_Extracted entries_:
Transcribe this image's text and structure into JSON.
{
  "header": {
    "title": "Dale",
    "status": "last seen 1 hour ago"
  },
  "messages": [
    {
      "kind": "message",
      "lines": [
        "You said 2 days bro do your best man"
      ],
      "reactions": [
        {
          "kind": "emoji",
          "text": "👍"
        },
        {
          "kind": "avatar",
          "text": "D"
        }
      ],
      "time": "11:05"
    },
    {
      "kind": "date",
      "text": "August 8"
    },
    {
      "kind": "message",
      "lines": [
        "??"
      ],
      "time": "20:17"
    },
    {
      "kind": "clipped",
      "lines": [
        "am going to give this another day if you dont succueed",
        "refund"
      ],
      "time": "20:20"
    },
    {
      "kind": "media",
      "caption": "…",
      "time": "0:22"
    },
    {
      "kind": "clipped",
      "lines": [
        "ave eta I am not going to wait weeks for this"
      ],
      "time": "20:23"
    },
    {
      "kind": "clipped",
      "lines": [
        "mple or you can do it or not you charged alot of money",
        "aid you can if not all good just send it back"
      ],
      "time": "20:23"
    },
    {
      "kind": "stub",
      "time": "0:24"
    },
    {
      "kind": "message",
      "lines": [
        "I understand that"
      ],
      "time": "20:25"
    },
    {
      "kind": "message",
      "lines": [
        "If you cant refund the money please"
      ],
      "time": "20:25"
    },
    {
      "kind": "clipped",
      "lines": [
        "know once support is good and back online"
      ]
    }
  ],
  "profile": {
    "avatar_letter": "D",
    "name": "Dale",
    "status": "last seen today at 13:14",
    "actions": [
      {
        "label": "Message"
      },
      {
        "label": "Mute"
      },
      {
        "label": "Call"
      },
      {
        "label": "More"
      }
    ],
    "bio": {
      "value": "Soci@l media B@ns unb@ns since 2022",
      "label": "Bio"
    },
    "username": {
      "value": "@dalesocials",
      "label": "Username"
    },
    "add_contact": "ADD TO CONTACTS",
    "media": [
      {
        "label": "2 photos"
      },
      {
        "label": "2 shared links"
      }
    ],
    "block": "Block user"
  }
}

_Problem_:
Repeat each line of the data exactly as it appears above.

_Expected answer_:
Transcribe this image's text and structure into JSON.
{
  "header": {
    "title": "Dale",
    "status": "last seen 1 hour ago"
  },
  "messages": [
    {
      "kind": "message",
      "lines": [
        "You said 2 days bro do your best man"
      ],
      "reactions": [
        {
          "kind": "emoji",
          "text": "👍"
        },
        {
          "kind": "avatar",
          "text": "D"
        }
      ],
      "time": "11:05"
    },
    {
      "kind": "date",
      "text": "August 8"
    },
    {
      "kind": "message",
      "lines": [
        "??"
      ],
      "time": "20:17"
    },
    {
      "kind": "clipped",
      "lines": [
        "am going to give this another day if you dont succueed",
        "refund"
      ],
      "time": "20:20"
    },
    {
      "kind": "media",
      "caption": "…",
      "time": "0:22"
    },
    {
      "kind": "clipped",
      "lines": [
        "ave eta I am not going to wait weeks for this"
      ],
      "time": "20:23"
    },
    {
      "kind": "clipped",
      "lines": [
        "mple or you can do it or not you charged alot of money",
        "aid you can if not all good just send it back"
      ],
      "time": "20:23"
    },
    {
      "kind": "stub",
      "time": "0:24"
    },
    {
      "kind": "message",
      "lines": [
        "I understand that"
      ],
      "time": "20:25"
    },
    {
      "kind": "message",
      "lines": [
        "If you cant refund the money please"
      ],
      "time": "20:25"
    },
    {
      "kind": "clipped",
      "lines": [
        "know once support is good and back online"
      ]
    }
  ],
  "profile": {
    "avatar_letter": "D",
    "name": "Dale",
    "status": "last seen today at 13:14",
    "actions": [
      {
        "label": "Message"
      },
      {
        "label": "Mute"
      },
      {
        "label": "Call"
      },
      {
        "label": "More"
      }
    ],
    "bio": {
      "value": "Soci@l media B@ns unb@ns since 2022",
      "label": "Bio"
    },
    "username": {
      "value": "@dalesocials",
      "label": "Username"
    },
    "add_contact": "ADD TO CONTACTS",
    "media": [
      {
        "label": "2 photos"
      },
      {
        "label": "2 shared links"
      }
    ],
    "block": "Block user"
  }
}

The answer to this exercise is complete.